The judge's Order cited also Olson v. Green, 668 F.2d 421, 429 (8th Cir.), cert. denied, 456 U. S. 1009 (1982). In Olson, the 8th Circuit held that the right to confront witnesses is a constitutional right personal to the accused and that only the defendant or someone acting on his behalf may waive or forfeit that constitutional right. Id. at 429.
I agree with the cogent reasoning of the District Judge here that "[t]o say a defendant has waived [his right under the confrontation clause] merely because of his participation in a drug conspiracy is too expansive and goes against the rule of fundamental fairness." Order at 19. The conclusion of the District Judge is buttressed by the long standing principle restated in Brookhart v. Janis, 384 U.S. 1, 4 (1966):
"There is a presumption against the waiver of constitutional rights. . . and for a waiver to be effective it must be clearly established that there was 'an intentional relinquishment or abandonment of a known right or privilege.' Johnson v. Zerbst, 304 U.S. 458, 464." (internal citation omitted).
In sum, I agree with the ruling of the District Judge that as to defendants Michelle Cherry, LaDonna Gibbs, and Sonya Parker, the government's motion to admit the out-of-court statements of Lurks should be denied. Order at 17, 20. However, I am in agreement with the government that before a final evidentiary ruling as to defendant Teresa Price, there should be a remand to determine whether under Rule 804 (b)(6), Price "acquiesced" in the murder of Lurks. The government suggests that apart from Pinkerton, it was error not to consider whether Price acquiesced in Lurks's murder which allegedly was intended to and did procure his unavailability. I agree that our remand should call for findings on the issue of such alleged acquiescence by defendant Teresa Price.
*. Subsequent to this ruling, the district court severed Joshua's case from the cases of Price, Cherry, Gibbs, and Parker. Joshua was tried and convicted of the first-degree murder of Lurks.
2. We express no opinion as to whether a person can be liable for first-degree murder pursuant to Pinkerton. For our purposes, it is only important that a conspirator can be held liable for some degree of homicide when the homicide was committed by a co-conspirator in furtherance of an on-going conspiracy and was reasonably foreseeable as a necessary and natural consequence of the conspiracy. This Court recently noted that to convict a defendant of either second degree murder or involuntary manslaughter, the government need not prove a specific intent to kill, but only that the defendant acted with a "reckless and wanton disregard for human life," a disregard which must be extreme to elevate the crime to second-degree murder. United States v. Wood, No. 99-7008, 2000 WL 328142, *3 (10th Cir. March 29, 2000). A person who participates in a conspiracy when murder is reasonably foreseeable as a necessary and natural consequence in furtherance of and within the scope of an ongoing conspiracy acts with a sufficiently reckless and wanton disregard for human life to satisfy the intent element of, at a minimum, involuntary manslaughter.
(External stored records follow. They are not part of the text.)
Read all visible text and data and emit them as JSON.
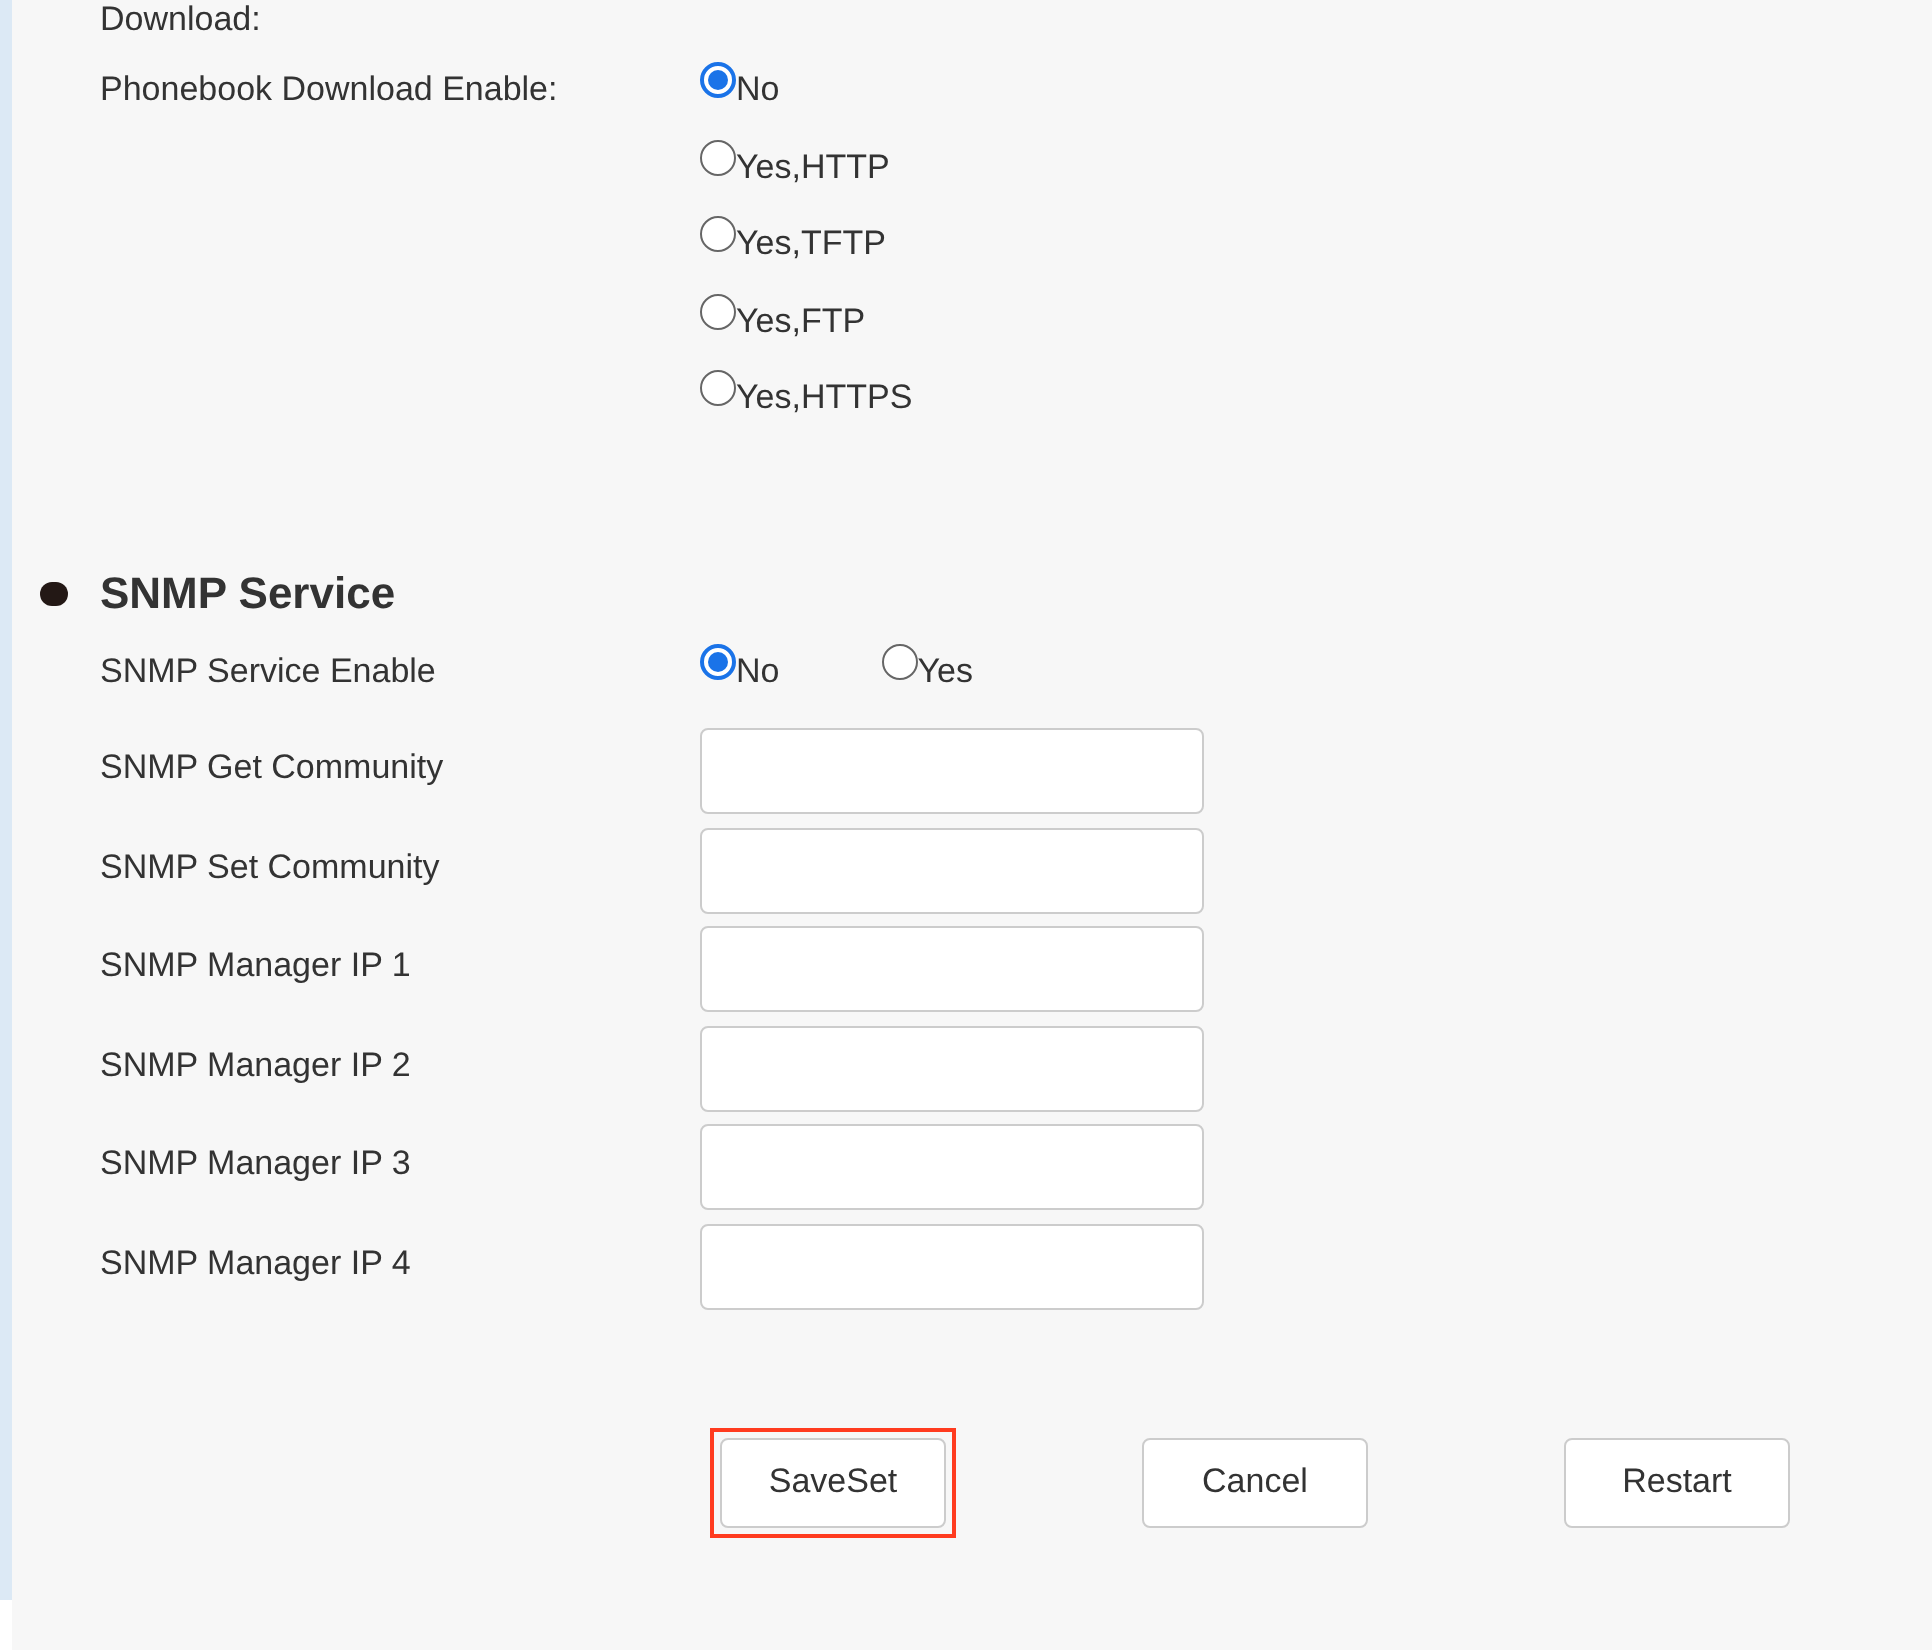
{
  "section_top": {
    "trailing_label": "Download:",
    "fields": [
      {
        "label": "Phonebook Download Enable:",
        "kind": "radiocolumn",
        "options": [
          {
            "label": "No",
            "selected": true
          },
          {
            "label": "Yes,HTTP",
            "selected": false
          },
          {
            "label": "Yes,TFTP",
            "selected": false
          },
          {
            "label": "Yes,FTP",
            "selected": false
          },
          {
            "label": "Yes,HTTPS",
            "selected": false
          }
        ]
      }
    ]
  },
  "snmp": {
    "title": "SNMP Service",
    "fields": [
      {
        "label": "SNMP Service Enable",
        "kind": "radiorow",
        "options": [
          {
            "label": "No",
            "selected": true
          },
          {
            "label": "Yes",
            "selected": false
          }
        ]
      },
      {
        "label": "SNMP Get Community",
        "kind": "text"
      },
      {
        "label": "SNMP Set Community",
        "kind": "text"
      },
      {
        "label": "SNMP Manager IP 1",
        "kind": "text"
      },
      {
        "label": "SNMP Manager IP 2",
        "kind": "text"
      },
      {
        "label": "SNMP Manager IP 3",
        "kind": "text"
      },
      {
        "label": "SNMP Manager IP 4",
        "kind": "text"
      }
    ]
  },
  "buttons": [
    {
      "label": "SaveSet",
      "highlighted": true
    },
    {
      "label": "Cancel",
      "highlighted": false
    },
    {
      "label": "Restart",
      "highlighted": false
    }
  ]
}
A defendant can therefore waive his confrontation rights under circumstances which also justify imposing criminal liability for manslaughter pursuant to the Pinkerton doctrine.
3. We emphasize that these are circumstances in which a defendant can be deemed to have procured the unavailability of a witness for purposes of Fed. R. Evid. 804(b)(6) and the waiver-by-misconduct doctrine, and that they do not purport to define liability for substantive crimes, which may be subject to additional due process or other limitations. Cf. Alvarez, 755 F.2d at 851 n.27.
4. The record before us is entirely devoid of evidence that defendants Cherry, Gibbs, and Parker participated in the planning of the murder.